TASK STATEMENT: The expected reply is all of the data, returned exactly.
[[ DATASET, beginning ]]
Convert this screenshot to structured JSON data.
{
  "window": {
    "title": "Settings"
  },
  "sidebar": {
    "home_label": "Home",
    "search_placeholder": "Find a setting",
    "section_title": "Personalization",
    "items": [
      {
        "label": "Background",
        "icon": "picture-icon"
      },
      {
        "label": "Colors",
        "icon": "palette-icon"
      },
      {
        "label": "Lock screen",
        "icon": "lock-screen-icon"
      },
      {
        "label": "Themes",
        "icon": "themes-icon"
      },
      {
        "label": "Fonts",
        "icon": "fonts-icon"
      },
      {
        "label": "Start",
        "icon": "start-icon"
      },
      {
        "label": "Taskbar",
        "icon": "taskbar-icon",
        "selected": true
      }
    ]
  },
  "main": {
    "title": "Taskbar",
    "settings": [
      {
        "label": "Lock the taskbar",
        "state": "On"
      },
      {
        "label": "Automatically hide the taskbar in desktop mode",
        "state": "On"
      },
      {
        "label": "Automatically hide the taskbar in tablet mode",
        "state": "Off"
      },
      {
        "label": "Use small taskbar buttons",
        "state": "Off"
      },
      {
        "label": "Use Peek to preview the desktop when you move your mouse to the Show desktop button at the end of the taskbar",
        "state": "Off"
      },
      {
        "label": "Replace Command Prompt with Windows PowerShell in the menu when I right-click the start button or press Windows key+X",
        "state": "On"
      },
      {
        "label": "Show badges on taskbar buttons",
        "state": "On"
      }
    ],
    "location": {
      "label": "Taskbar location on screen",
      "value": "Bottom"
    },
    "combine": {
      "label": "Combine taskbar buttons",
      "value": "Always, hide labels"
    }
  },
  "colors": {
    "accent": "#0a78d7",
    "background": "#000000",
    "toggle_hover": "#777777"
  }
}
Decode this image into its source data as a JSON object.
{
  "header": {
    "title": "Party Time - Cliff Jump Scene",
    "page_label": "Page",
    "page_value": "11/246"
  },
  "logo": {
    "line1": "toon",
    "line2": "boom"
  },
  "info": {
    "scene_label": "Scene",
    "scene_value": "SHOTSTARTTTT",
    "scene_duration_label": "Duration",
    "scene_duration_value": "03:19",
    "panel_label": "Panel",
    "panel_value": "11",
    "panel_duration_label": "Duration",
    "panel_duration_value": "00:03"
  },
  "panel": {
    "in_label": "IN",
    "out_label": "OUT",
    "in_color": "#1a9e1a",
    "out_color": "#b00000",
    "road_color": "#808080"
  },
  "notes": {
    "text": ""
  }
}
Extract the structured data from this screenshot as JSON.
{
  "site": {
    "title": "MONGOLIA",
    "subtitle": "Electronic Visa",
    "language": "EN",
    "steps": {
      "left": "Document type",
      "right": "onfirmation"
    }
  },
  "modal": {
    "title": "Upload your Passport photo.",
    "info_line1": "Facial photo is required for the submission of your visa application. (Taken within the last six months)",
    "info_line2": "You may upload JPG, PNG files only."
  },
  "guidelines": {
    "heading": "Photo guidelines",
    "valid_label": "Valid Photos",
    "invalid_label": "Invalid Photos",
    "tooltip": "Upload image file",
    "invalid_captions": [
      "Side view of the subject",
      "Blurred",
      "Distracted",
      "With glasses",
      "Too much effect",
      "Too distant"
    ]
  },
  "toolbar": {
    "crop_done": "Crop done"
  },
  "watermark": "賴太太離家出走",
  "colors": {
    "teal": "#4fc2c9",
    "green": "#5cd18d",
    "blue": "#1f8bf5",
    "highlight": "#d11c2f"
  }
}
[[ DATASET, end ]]
WRITTEN SOLUTION:
Convert this screenshot to structured JSON data.
{
  "window": {
    "title": "Settings"
  },
  "sidebar": {
    "home_label": "Home",
    "search_placeholder": "Find a setting",
    "section_title": "Personalization",
    "items": [
      {
        "label": "Background",
        "icon": "picture-icon"
      },
      {
        "label": "Colors",
        "icon": "palette-icon"
      },
      {
        "label": "Lock screen",
        "icon": "lock-screen-icon"
      },
      {
        "label": "Themes",
        "icon": "themes-icon"
      },
      {
        "label": "Fonts",
        "icon": "fonts-icon"
      },
      {
        "label": "Start",
        "icon": "start-icon"
      },
      {
        "label": "Taskbar",
        "icon": "taskbar-icon",
        "selected": true
      }
    ]
  },
  "main": {
    "title": "Taskbar",
    "settings": [
      {
        "label": "Lock the taskbar",
        "state": "On"
      },
      {
        "label": "Automatically hide the taskbar in desktop mode",
        "state": "On"
      },
      {
        "label": "Automatically hide the taskbar in tablet mode",
        "state": "Off"
      },
      {
        "label": "Use small taskbar buttons",
        "state": "Off"
      },
      {
        "label": "Use Peek to preview the desktop when you move your mouse to the Show desktop button at the end of the taskbar",
        "state": "Off"
      },
      {
        "label": "Replace Command Prompt with Windows PowerShell in the menu when I right-click the start button or press Windows key+X",
        "state": "On"
      },
      {
        "label": "Show badges on taskbar buttons",
        "state": "On"
      }
    ],
    "location": {
      "label": "Taskbar location on screen",
      "value": "Bottom"
    },
    "combine": {
      "label": "Combine taskbar buttons",
      "value": "Always, hide labels"
    }
  },
  "colors": {
    "accent": "#0a78d7",
    "background": "#000000",
    "toggle_hover": "#777777"
  }
}
Decode this image into its source data as a JSON object.
{
  "header": {
    "title": "Party Time - Cliff Jump Scene",
    "page_label": "Page",
    "page_value": "11/246"
  },
  "logo": {
    "line1": "toon",
    "line2": "boom"
  },
  "info": {
    "scene_label": "Scene",
    "scene_value": "SHOTSTARTTTT",
    "scene_duration_label": "Duration",
    "scene_duration_value": "03:19",
    "panel_label": "Panel",
    "panel_value": "11",
    "panel_duration_label": "Duration",
    "panel_duration_value": "00:03"
  },
  "panel": {
    "in_label": "IN",
    "out_label": "OUT",
    "in_color": "#1a9e1a",
    "out_color": "#b00000",
    "road_color": "#808080"
  },
  "notes": {
    "text": ""
  }
}
Extract the structured data from this screenshot as JSON.
{
  "site": {
    "title": "MONGOLIA",
    "subtitle": "Electronic Visa",
    "language": "EN",
    "steps": {
      "left": "Document type",
      "right": "onfirmation"
    }
  },
  "modal": {
    "title": "Upload your Passport photo.",
    "info_line1": "Facial photo is required for the submission of your visa application. (Taken within the last six months)",
    "info_line2": "You may upload JPG, PNG files only."
  },
  "guidelines": {
    "heading": "Photo guidelines",
    "valid_label": "Valid Photos",
    "invalid_label": "Invalid Photos",
    "tooltip": "Upload image file",
    "invalid_captions": [
      "Side view of the subject",
      "Blurred",
      "Distracted",
      "With glasses",
      "Too much effect",
      "Too distant"
    ]
  },
  "toolbar": {
    "crop_done": "Crop done"
  },
  "watermark": "賴太太離家出走",
  "colors": {
    "teal": "#4fc2c9",
    "green": "#5cd18d",
    "blue": "#1f8bf5",
    "highlight": "#d11c2f"
  }
}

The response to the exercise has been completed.